Name: Jen Cooper
Current role in the sector: Project co-ordinator in environmental education at Atlantic Coastal Action Program (ACAP) Cape Breton.
Years working and/or volunteering in the non-profit sector: On and off for 14 years. Solid for 4.
What was your first job in the sector or a defining moment?
My first job in the sector was a student position at the organization that I’ve found my way back to. I started out identifying invertebrates as a volunteer and by the end of the summer I had a job taking shoreline samples and performing energy audit surveys to help people use less electricity at home. I began to thrive on connecting the social community to the ecological community–and they began to thrive back.
Describe your desk/workspace.
I’ll not comment on its level of order but I will list some of the greatest things I see on my desk at the moment: a piece of a hornet nest (extraordinary engineers; it’s waterproof and did not break down in our latest Eco Kids experiment), a cat skull (found by our Trashformers team when they were cleaning up litter in a woodlot), yellow lampmussel shells (a species at risk in Nova Scotia, collected in the watershed that supplies clean, safe tap water for North Sydney–all the cleaner for their filter feeding), a chunk of asphalt (long story), a pop-up drawing of our garden by my daughter (small and mighty), and three staplers (I don’t know how they got here).
What are you reading or following that has expanded your understanding of the non-profit sector?
I had the fortune to recently attend a conference called Many Hands Many Voices put on by the Community Sector Council of Nova Scotia. I had the delight to be in a rather large room at the beautiful convention centre in Membertou First Nation, with dozens of other humans working in non-profits. Everybody present wanted to make their piece of the world a better place. Inspiring falls short of describing how every motley crew of a lunch table or workshop circle felt. Each of us was hungry to connect with strangers to make our community stronger and support each other. I’ve been reeling ever since and it is making this proposal season a little fresher and more centered on collaboration.
What do you think our sector needs to be thinking about?
I think that the non-profit sector is inherently working on the bright side of our country’s dark corners. I think inclusion and collaboration are very important because we are only as strong as our weakest link. Let’s help each other to be strong. I also think that reconciliation is something every organization needs to be considering.

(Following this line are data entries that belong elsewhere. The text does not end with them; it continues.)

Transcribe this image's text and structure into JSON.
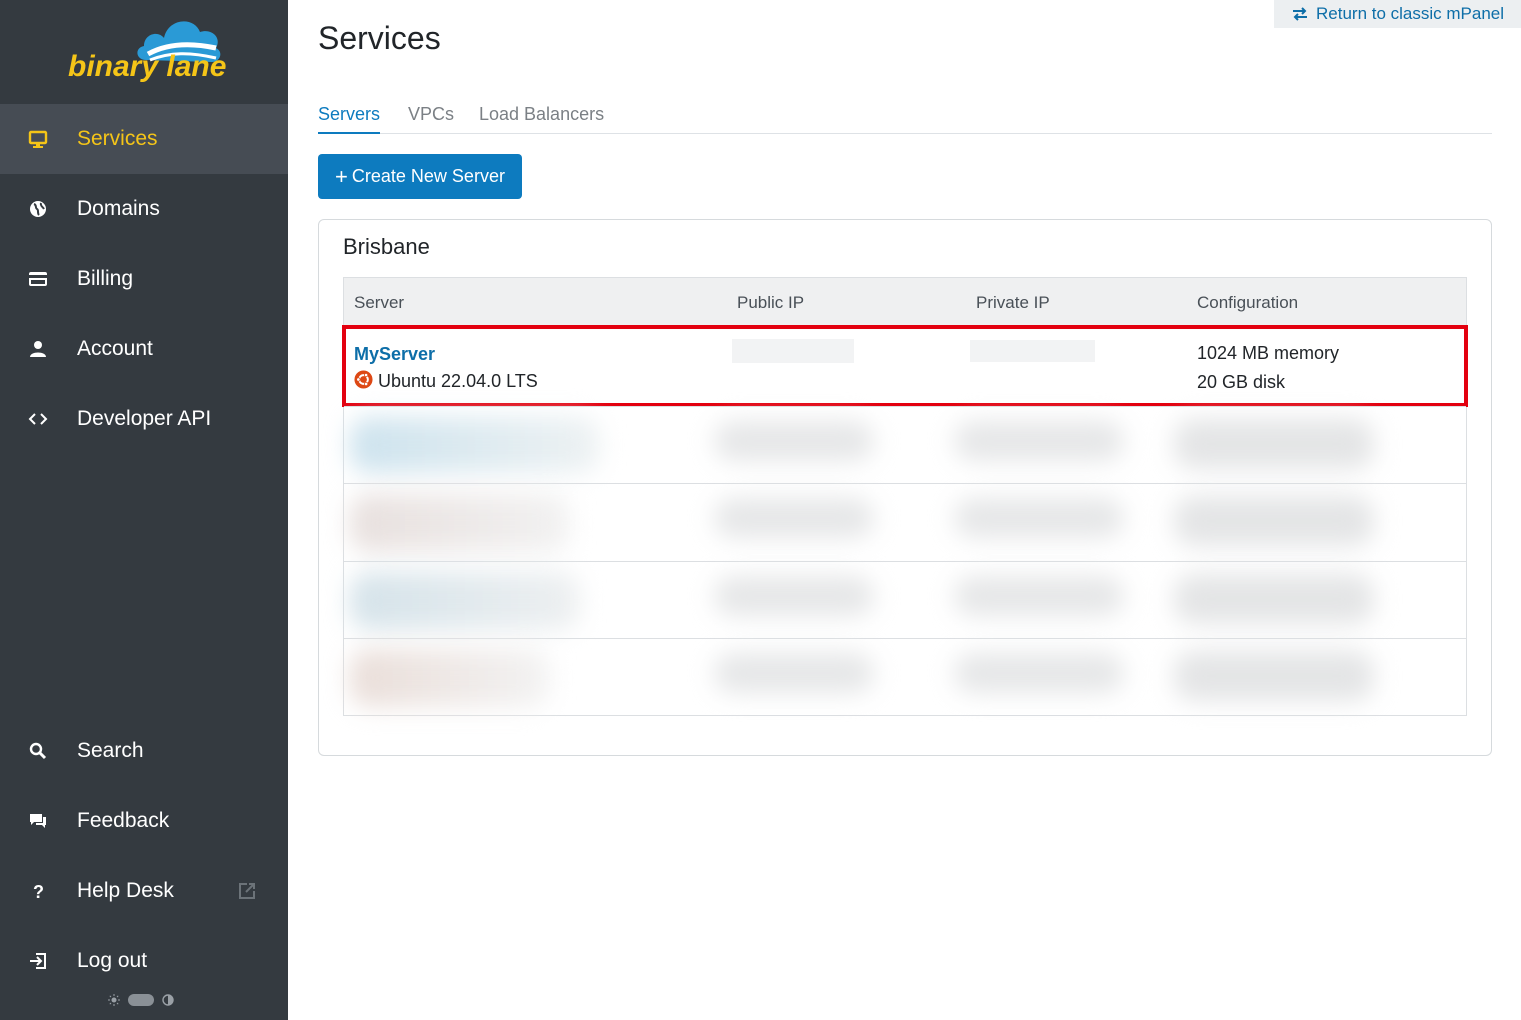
{
  "brand": {
    "logo_text": "binary lane"
  },
  "sidebar": {
    "items": [
      {
        "label": "Services",
        "icon": "monitor-icon"
      },
      {
        "label": "Domains",
        "icon": "globe-icon"
      },
      {
        "label": "Billing",
        "icon": "credit-card-icon"
      },
      {
        "label": "Account",
        "icon": "person-icon"
      },
      {
        "label": "Developer API",
        "icon": "code-icon"
      }
    ],
    "bottom_items": [
      {
        "label": "Search",
        "icon": "search-icon"
      },
      {
        "label": "Feedback",
        "icon": "chat-icon"
      },
      {
        "label": "Help Desk",
        "icon": "question-icon"
      },
      {
        "label": "Log out",
        "icon": "logout-icon"
      }
    ],
    "theme_toggle": {
      "light_icon": "sun-icon",
      "dark_icon": "contrast-icon"
    }
  },
  "header": {
    "classic_link": "Return to classic mPanel",
    "title": "Services"
  },
  "tabs": [
    {
      "label": "Servers",
      "active": true
    },
    {
      "label": "VPCs",
      "active": false
    },
    {
      "label": "Load Balancers",
      "active": false
    }
  ],
  "create_button": {
    "plus": "+",
    "label": "Create New Server"
  },
  "region": {
    "title": "Brisbane",
    "columns": [
      "Server",
      "Public IP",
      "Private IP",
      "Configuration"
    ],
    "server": {
      "name": "MyServer",
      "os": "Ubuntu 22.04.0 LTS",
      "memory": "1024 MB memory",
      "disk": "20 GB disk"
    }
  },
  "colors": {
    "sidebar_bg": "#343a40",
    "active_accent": "#f5c518",
    "primary": "#0d7bbf",
    "highlight_border": "#e3000f"
  }
}
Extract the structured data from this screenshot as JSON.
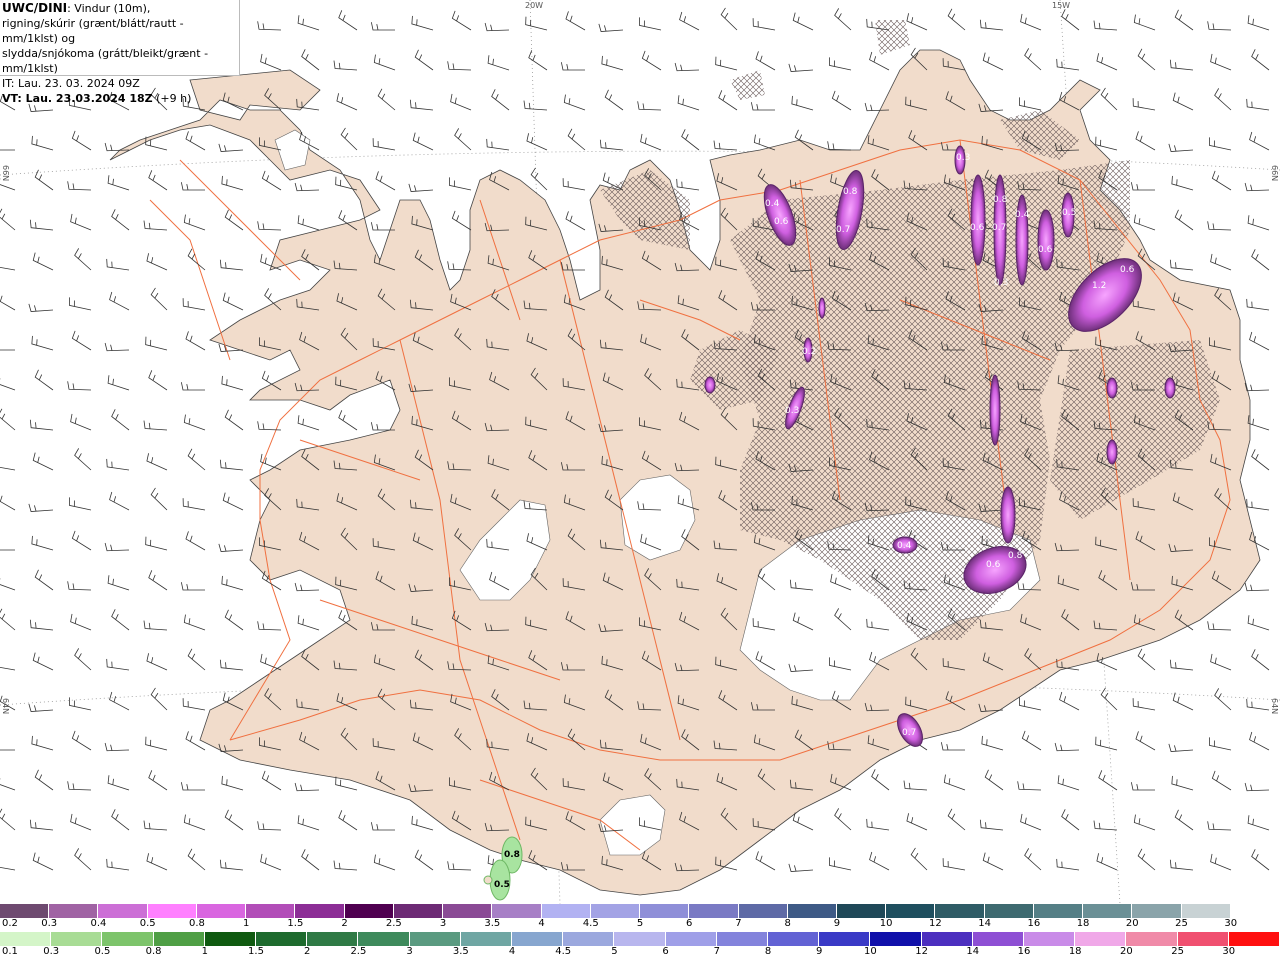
{
  "header": {
    "line1_bold": "UWC/DINI",
    "line1_rest": ": Vindur (10m),",
    "line2": "rigning/skúrir (grænt/blátt/rautt - mm/1klst) og",
    "line3": "slydda/snjókoma (grátt/bleikt/grænt - mm/1klst)",
    "line4": "IT: Lau. 23. 03. 2024 09Z",
    "line5_bold": "VT: Lau. 23.03.2024 18Z",
    "line5_rest": " (+9 h)"
  },
  "coords": {
    "top_20w": "20W",
    "top_15w": "15W",
    "left_66n": "66N",
    "right_66n": "66N",
    "left_64n": "64N",
    "right_64n": "64N"
  },
  "precip_labels": {
    "n1": "0.8",
    "n2": "0.5",
    "m1": "0.4",
    "m2": "0.6",
    "m3": "0.8",
    "m4": "0.7",
    "m5": "0.3",
    "m6": "0.6",
    "m7": "0.8",
    "m8": "0.4",
    "m9": "0.5",
    "m10": "0.7",
    "m11": "0.6",
    "m12": "0.6",
    "m13": "1.2",
    "m14": "0.3",
    "m15": "0.2",
    "m16": "0.3",
    "m17": "0.6",
    "m18": "0.8",
    "m19": "0.4",
    "m20": "0.7"
  },
  "legend_snow": {
    "labels": [
      "0.2",
      "0.3",
      "0.4",
      "0.5",
      "0.8",
      "1",
      "1.5",
      "2",
      "2.5",
      "3",
      "3.5",
      "4",
      "4.5",
      "5",
      "6",
      "7",
      "8",
      "9",
      "10",
      "12",
      "14",
      "16",
      "18",
      "20",
      "25",
      "30"
    ],
    "colors": [
      "#6e4a70",
      "#a063a4",
      "#cc6fd6",
      "#ff80ff",
      "#d966e0",
      "#b24db8",
      "#8c2d96",
      "#4f0050",
      "#6d2a75",
      "#8a4a95",
      "#a77fc6",
      "#b2b2f2",
      "#a3a3e5",
      "#8f8fd8",
      "#7a7ac4",
      "#5e6aa6",
      "#3e5a86",
      "#1f4858",
      "#1f4f5f",
      "#2f5c66",
      "#3e6a70",
      "#557f86",
      "#6b9096",
      "#8aa4aa",
      "#c8d2d4",
      "#ffffff"
    ]
  },
  "legend_rain": {
    "labels": [
      "0.1",
      "0.3",
      "0.5",
      "0.8",
      "1",
      "1.5",
      "2",
      "2.5",
      "3",
      "3.5",
      "4",
      "4.5",
      "5",
      "6",
      "7",
      "8",
      "9",
      "10",
      "12",
      "14",
      "16",
      "18",
      "20",
      "25",
      "30"
    ],
    "colors": [
      "#d4f5c8",
      "#a8dc95",
      "#7dc46b",
      "#4f9f45",
      "#0f5a10",
      "#1e6b2e",
      "#2f7a45",
      "#3e8a5c",
      "#5a9a80",
      "#6fa6a3",
      "#87a6cf",
      "#9ba8de",
      "#b8b6ee",
      "#9f9fe8",
      "#8383dc",
      "#6262d4",
      "#3a3ac6",
      "#1010aa",
      "#4c2fbf",
      "#8e4fd4",
      "#c98be8",
      "#f0a8e8",
      "#f08aa8",
      "#f05070",
      "#ff1010"
    ]
  },
  "colors": {
    "land": "#f1dccb",
    "glacier": "#ffffff",
    "road": "#f07040",
    "barb": "#333333",
    "snow_dark": "#7a2f86",
    "snow_light": "#e07ef0",
    "rain": "#a8e4a0"
  }
}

Where do we stand and what are we doing to reconcile Canada’s unpleasant past?
Do you know someone we should profile as part of this series? Email us at firstname.lastname@example.org